Utah House Race Will Get Lots of GOP Love
Mia Love to Take On Vulnerable Matheson
One of the hottest House races in the country got a surprisingly early start on Saturday when Mia Love, the daughter of Haitian immigrants, emerged from the Utah Republican convention with the 4th district nomination.
Love dominated the second-round vote, avoiding a primary by receiving
70 percent against former state Rep. Carl Wimmer. That means her race against Rep. Jim Matheson, one of the most vulnerable Democratic incumbents in the country, kicks off two months early.
Party insiders are ecstatic that Love emerged from the convention — “A star was born,” state GOP Chairman Thomas Wright exclaimed — and see her as the strongest challenger to Matheson.
“I think Matheson would have preferred to have anybody but Mia come out of the convention because she is going to be tough to beat,” said Jeff Hartley, a Utah lobbyist and former state GOP executive director.
Love, who has been mayor of Saratoga Springs for the past two years and served on the city council for six years before that, is Utah’s first black, female mayor. If elected, she would become Congress’ first black Republican woman.
House GOP leaders have been behind Love for some time. Majority Leader Eric Cantor (Va.), Majority Whip Kevin McCarthy (Calif.), Budget Chairman Paul Ryan (Wis.) and Chief Deputy Whip Peter Roskam (Ill.) donated a combined $17,500 to Love in December through their political action committees.
Wimmer boasted the endorsement of Utah Sen. Mike Lee and state Attorney General Mark Shurtleff, who caused an uproar at the convention by referring to Love as a “novelty” in a speech between the first and second rounds of voting. Some believe that comment helped boost Love’s vote total.
“She was a rock star,” said Rep. Jason Chaffetz (R), who also secured a spot on the general election ballot Saturday. “I wouldn’t want to go up against her.”
Chaffetz said several factors are going in Love’s favor: Record turnout is expected with former Massachusetts Gov. Mitt Romney at the top of the ticket, Matheson is running in a district largely new to him after redistricting, and Love doesn’t have the baggage of serving in the state Legislature like most of the Congressman’s previous challengers.
“I think we can go ahead and count this as a very competitive race and one Republicans surely can pick up,” Chaffetz said.
Matheson’s current district was carved up by the GOP-controlled state Legislature, and the Salt Lake County-based 4th district gave him his best chance at returning and is actually slightly better for him than his current district.
Matheson, who said his re-election strategy does not change with Love as his opponent, said he’s feeling confident as he begins the first week of his general election race.
“I’m a six-generation Utahn, and I feel like I know folks here really well,” the Blue Dog Democrat said by phone Monday. “I think they have frustration with politics today because of all the polarization and partisanship and the bickering.
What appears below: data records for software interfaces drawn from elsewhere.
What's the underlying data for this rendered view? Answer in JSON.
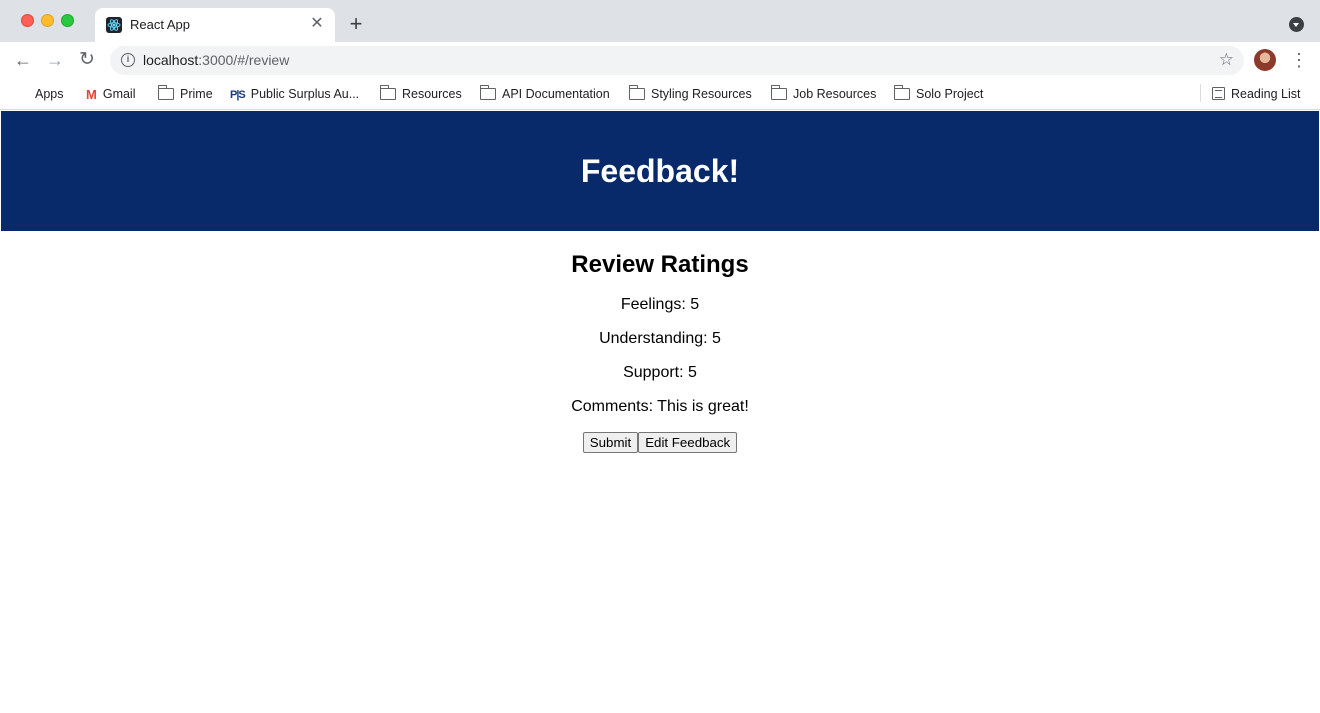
{
  "browser": {
    "tab_title": "React App",
    "tab_close": "✕",
    "new_tab": "+",
    "url_host": "localhost",
    "url_path": ":3000/#/review",
    "back": "←",
    "forward": "→",
    "reload": "↻",
    "star": "☆",
    "menu": "⋮"
  },
  "bookmarks": {
    "apps": "Apps",
    "gmail": "Gmail",
    "prime": "Prime",
    "public_surplus": "Public Surplus Au...",
    "resources": "Resources",
    "api_docs": "API Documentation",
    "styling": "Styling Resources",
    "jobs": "Job Resources",
    "solo": "Solo Project",
    "reading_list": "Reading List"
  },
  "header": {
    "title": "Feedback!"
  },
  "review": {
    "heading": "Review Ratings",
    "feelings": "Feelings: 5",
    "understanding": "Understanding: 5",
    "support": "Support: 5",
    "comments": "Comments: This is great!",
    "submit_label": "Submit",
    "edit_label": "Edit Feedback"
  },
  "colors": {
    "header_bg": "#082a6b",
    "header_text": "#ffffff"
  }
}
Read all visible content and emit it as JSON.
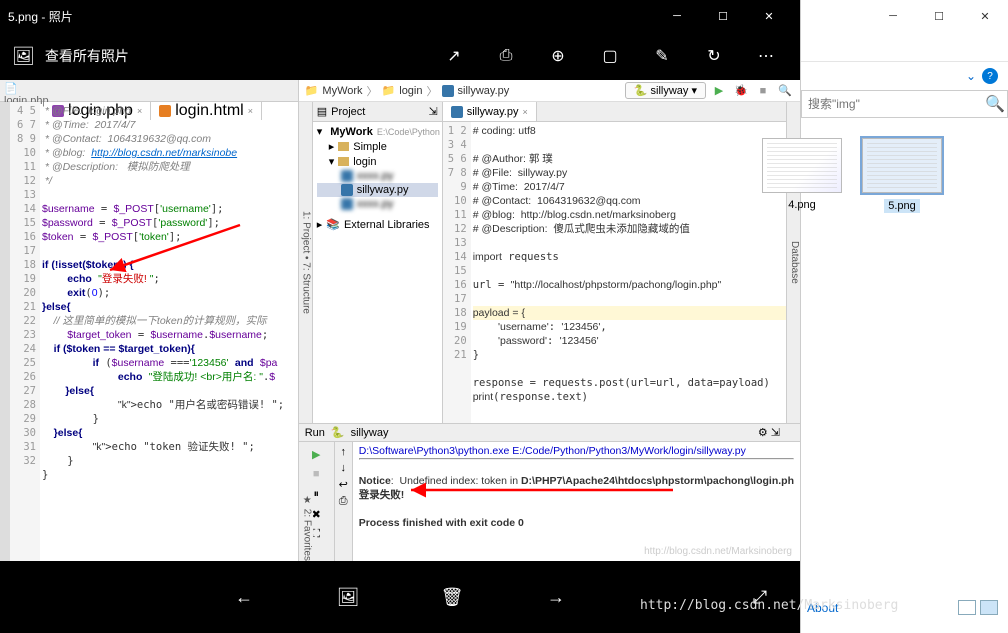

They’re looking for something different, and that’s me. I don’t just say it, I’ve done it.”
Matheson said Love has “taken some positions that are way out there,” and state Democratic Party Chairman Jim Dabakis called Love an “ideological extremist with a moderate costume.” Though she doesn’t have a record in the state capital, Democrats will no doubt highlight some of her votes on the city council over the next six months.
For now, Love has the advantage of focusing on Matheson rather than spending the next two months running a district-wide primary campaign.
“My guess is she’ll be in Washington before too long raising some money,” Hartley said.